Late filed proofs of loss are treated differently by state and federal law. Some are draconian, where a proof of loss filed one day late may void coverage, as noted in Attention Public Adjusters: Urgent Reminder on Upcoming Deadline for National Flood Proofs of Loss. Some states require the insurer to prove prejudice as noted in Late Filed Proof of Loss – Does Delay Result in Denial? 

Continue Reading Will a Late Filed Proof of Loss Void Coverage? What About a Late Filed Proof of Loss in Georgia?

As the clock ticks down, I’ve been receiving a surge of calls and emails from concerned public adjusters regarding the impending deadline for submitting National Flood Proofs of Loss. FEMA extended the deadline for 365 days from the date of Hurricane Ian. It’s crucial not to miss the deadline to deliver, not just mail, the full and correct proof of loss is this week. You only have a couple of days to get this correct.  

Continue Reading Attention Public Adjusters: Urgent Reminder on Upcoming Deadline for National Flood Proofs of Loss

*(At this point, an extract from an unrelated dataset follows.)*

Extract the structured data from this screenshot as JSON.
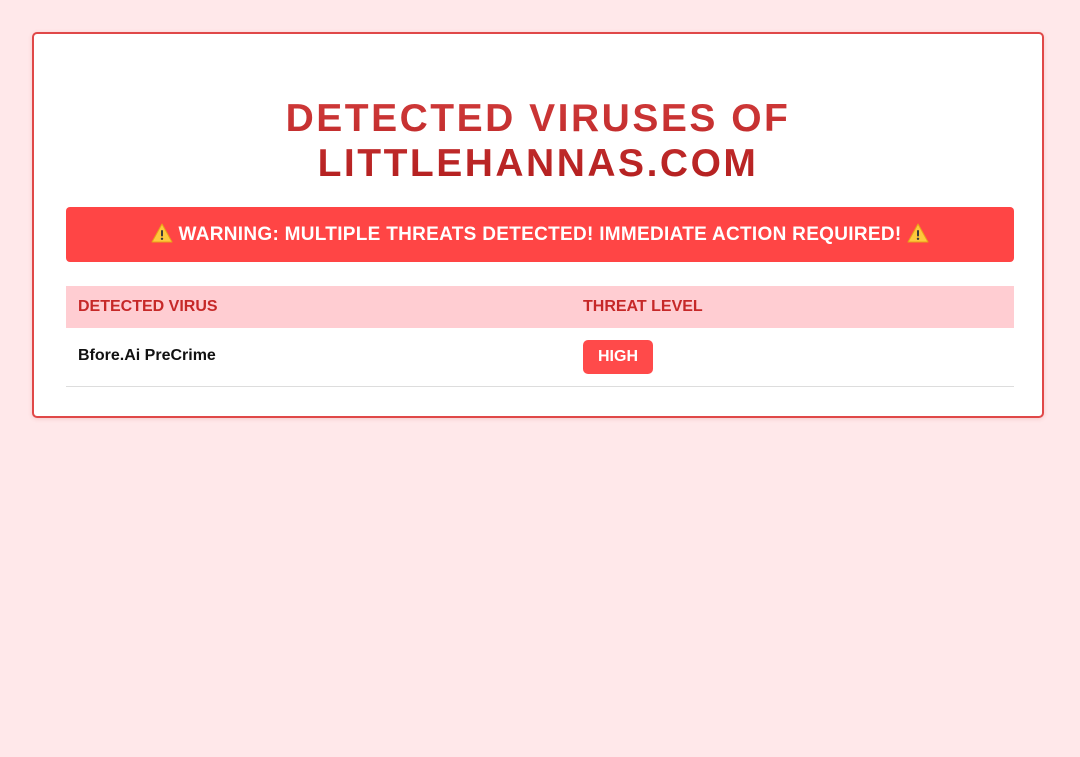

Proof of loss deadlines are always a little tricky when the case law is not clear. For the Maui wildfire victims with an insurance policy that requires a proof of loss to be filed within 60 days from the date of the loss, my suggestion is to be safe rather than sorry and obtain an indefinite extension to file a proof of loss. 

Continue Reading The 60-Day Proof of Loss Deadline in Hawaii

As the effects vary from state to state, it is important to be aware of what can happen if there is a delay in providing a proof of loss or notice to a carrier in an insurance claim. Some states are more lenient and follow the notice-prejudice rule.1 “The notice-prejudice rule requires that the insurance company can assert late notice as a defense to overage only if the late notice has caused actual prejudice to the insurer.”2 Some states, on the other hand, are much stricter on complying with any deadlines for notice or proof of loss. What can happen in Arkansas if a proof of loss is late?

Continue Reading Late Proof of Loss in Arkansas

What can happen if your proof of loss is late or delayed? Can your claim be denied because of a technicality such as this? Different states have different stances on this and in Wisconsin two statues govern this. Wisconsin Statute §§ 631.81 and 632.26 govern notice provisions in Wisconsin insurance policies and set out the rights and duties of the insured and the insurer.

Continue Reading Is a Late Proof of Loss Fatal to A Claim in Wisconsin?

A recent case1 shows that every technical step regarding proof of loss requirements in the flood claims process has to be followed, even if the steps are meaningless. Federal law regarding flood claims is draconian. It is the worst law against policyholders. Attempts at legal reform of the claims processes have fallen on deaf ears. It is a “heads I win, tails you lose” situation if a flood policyholder challenges any claims decision.
Continue Reading Federal Flood Claim—File a Timely Proof of Loss Even If Claim Denied

Federal common law interpreting the rules and regulations of the National Flood Program is usually not helpful to policyholders. It has truly become a situation where technical, literal rules are followed to the letter of the law rather than any intent or spirit for why the rule was written. In this “form over substance” common law, which federal judges feel compelled to follow, an important lesson is to follow those rules in an exacting manner or risk losing insurance benefits. One recent case held that an attorney at law, while acting with authority for the client, cannot sign the proof of loss form for the policyholder client.1
Continue Reading Policyholders and Not Their Attorneys Need to Sign Flood Proof of Loss Forms

One of the basic duties which public adjusters are supposed to accomplish for their policyholder clients is to evaluate the amount of damage and properly file a proof of loss if one is required. I was thinking about this while reading a fairly recent Florida case1 where a public adjuster failed to file a proof of loss on behalf of the policyholder despite the insurance company demanding one in writing. This failure to file a proof of loss cost the policyholder an otherwise valid claim.
Continue Reading Public Adjusters Owe a Duty to Properly Comply with Proof of Loss Requirements

In a Puerto Rico Hurricane Michael case involving a Zurich Insurance Company providing a policy to a Louisiana policyholder, an alleged delayed payment resulted in attorneys for Zurich arguing that they could delay owed payments for various excuses. The first issue was what a proof of loss meant under Louisiana law.
Continue Reading Proof Of Loss is Different Under Louisiana Law—Should You Be Insured by a Slow and Underpaying Insurance Company?